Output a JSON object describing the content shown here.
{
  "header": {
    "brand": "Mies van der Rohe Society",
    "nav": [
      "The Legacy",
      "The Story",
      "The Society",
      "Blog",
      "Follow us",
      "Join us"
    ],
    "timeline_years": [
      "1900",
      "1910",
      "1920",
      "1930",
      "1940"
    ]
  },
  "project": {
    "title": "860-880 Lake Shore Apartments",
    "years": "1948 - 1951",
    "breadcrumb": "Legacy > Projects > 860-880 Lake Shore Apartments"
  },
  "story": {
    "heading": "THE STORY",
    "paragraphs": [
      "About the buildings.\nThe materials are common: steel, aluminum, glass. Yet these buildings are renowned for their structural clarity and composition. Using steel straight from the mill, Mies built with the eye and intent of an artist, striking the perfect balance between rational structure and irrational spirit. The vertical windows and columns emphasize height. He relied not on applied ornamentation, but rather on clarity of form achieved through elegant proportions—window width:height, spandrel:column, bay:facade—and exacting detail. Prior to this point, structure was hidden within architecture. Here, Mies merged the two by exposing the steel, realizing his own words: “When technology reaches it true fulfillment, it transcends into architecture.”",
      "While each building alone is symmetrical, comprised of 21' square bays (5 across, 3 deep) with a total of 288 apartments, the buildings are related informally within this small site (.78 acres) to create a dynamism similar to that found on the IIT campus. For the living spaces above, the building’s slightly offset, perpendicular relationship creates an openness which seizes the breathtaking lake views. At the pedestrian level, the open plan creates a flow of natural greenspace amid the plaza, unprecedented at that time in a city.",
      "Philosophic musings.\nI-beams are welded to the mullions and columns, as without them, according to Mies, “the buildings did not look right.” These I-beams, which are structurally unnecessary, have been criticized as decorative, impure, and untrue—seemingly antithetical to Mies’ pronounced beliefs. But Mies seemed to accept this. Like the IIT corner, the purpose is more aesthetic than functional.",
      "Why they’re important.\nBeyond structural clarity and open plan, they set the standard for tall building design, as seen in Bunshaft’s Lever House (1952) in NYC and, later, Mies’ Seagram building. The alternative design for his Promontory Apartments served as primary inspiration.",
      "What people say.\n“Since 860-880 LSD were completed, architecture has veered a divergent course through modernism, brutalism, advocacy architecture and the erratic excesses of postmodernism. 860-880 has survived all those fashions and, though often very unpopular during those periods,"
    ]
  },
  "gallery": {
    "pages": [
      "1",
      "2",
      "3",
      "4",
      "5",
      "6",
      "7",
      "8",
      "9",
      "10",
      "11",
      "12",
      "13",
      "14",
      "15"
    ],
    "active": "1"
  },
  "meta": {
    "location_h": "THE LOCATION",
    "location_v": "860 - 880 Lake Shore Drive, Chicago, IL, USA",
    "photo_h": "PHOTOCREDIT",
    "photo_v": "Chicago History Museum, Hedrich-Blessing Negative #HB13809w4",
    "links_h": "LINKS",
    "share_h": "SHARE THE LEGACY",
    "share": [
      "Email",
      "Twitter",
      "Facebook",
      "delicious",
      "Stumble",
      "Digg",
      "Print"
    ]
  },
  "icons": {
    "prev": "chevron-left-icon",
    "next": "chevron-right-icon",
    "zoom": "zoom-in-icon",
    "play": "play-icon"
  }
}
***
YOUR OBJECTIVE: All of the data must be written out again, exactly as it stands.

SOLUTION TO THIS TASK:
Output a JSON object describing the content shown here.
{
  "header": {
    "brand": "Mies van der Rohe Society",
    "nav": [
      "The Legacy",
      "The Story",
      "The Society",
      "Blog",
      "Follow us",
      "Join us"
    ],
    "timeline_years": [
      "1900",
      "1910",
      "1920",
      "1930",
      "1940"
    ]
  },
  "project": {
    "title": "860-880 Lake Shore Apartments",
    "years": "1948 - 1951",
    "breadcrumb": "Legacy > Projects > 860-880 Lake Shore Apartments"
  },
  "story": {
    "heading": "THE STORY",
    "paragraphs": [
      "About the buildings.\nThe materials are common: steel, aluminum, glass. Yet these buildings are renowned for their structural clarity and composition. Using steel straight from the mill, Mies built with the eye and intent of an artist, striking the perfect balance between rational structure and irrational spirit. The vertical windows and columns emphasize height. He relied not on applied ornamentation, but rather on clarity of form achieved through elegant proportions—window width:height, spandrel:column, bay:facade—and exacting detail. Prior to this point, structure was hidden within architecture. Here, Mies merged the two by exposing the steel, realizing his own words: “When technology reaches it true fulfillment, it transcends into architecture.”",
      "While each building alone is symmetrical, comprised of 21' square bays (5 across, 3 deep) with a total of 288 apartments, the buildings are related informally within this small site (.78 acres) to create a dynamism similar to that found on the IIT campus. For the living spaces above, the building’s slightly offset, perpendicular relationship creates an openness which seizes the breathtaking lake views. At the pedestrian level, the open plan creates a flow of natural greenspace amid the plaza, unprecedented at that time in a city.",
      "Philosophic musings.\nI-beams are welded to the mullions and columns, as without them, according to Mies, “the buildings did not look right.” These I-beams, which are structurally unnecessary, have been criticized as decorative, impure, and untrue—seemingly antithetical to Mies’ pronounced beliefs. But Mies seemed to accept this. Like the IIT corner, the purpose is more aesthetic than functional.",
      "Why they’re important.\nBeyond structural clarity and open plan, they set the standard for tall building design, as seen in Bunshaft’s Lever House (1952) in NYC and, later, Mies’ Seagram building. The alternative design for his Promontory Apartments served as primary inspiration.",
      "What people say.\n“Since 860-880 LSD were completed, architecture has veered a divergent course through modernism, brutalism, advocacy architecture and the erratic excesses of postmodernism. 860-880 has survived all those fashions and, though often very unpopular during those periods,"
    ]
  },
  "gallery": {
    "pages": [
      "1",
      "2",
      "3",
      "4",
      "5",
      "6",
      "7",
      "8",
      "9",
      "10",
      "11",
      "12",
      "13",
      "14",
      "15"
    ],
    "active": "1"
  },
  "meta": {
    "location_h": "THE LOCATION",
    "location_v": "860 - 880 Lake Shore Drive, Chicago, IL, USA",
    "photo_h": "PHOTOCREDIT",
    "photo_v": "Chicago History Museum, Hedrich-Blessing Negative #HB13809w4",
    "links_h": "LINKS",
    "share_h": "SHARE THE LEGACY",
    "share": [
      "Email",
      "Twitter",
      "Facebook",
      "delicious",
      "Stumble",
      "Digg",
      "Print"
    ]
  },
  "icons": {
    "prev": "chevron-left-icon",
    "next": "chevron-right-icon",
    "zoom": "zoom-in-icon",
    "play": "play-icon"
  }
}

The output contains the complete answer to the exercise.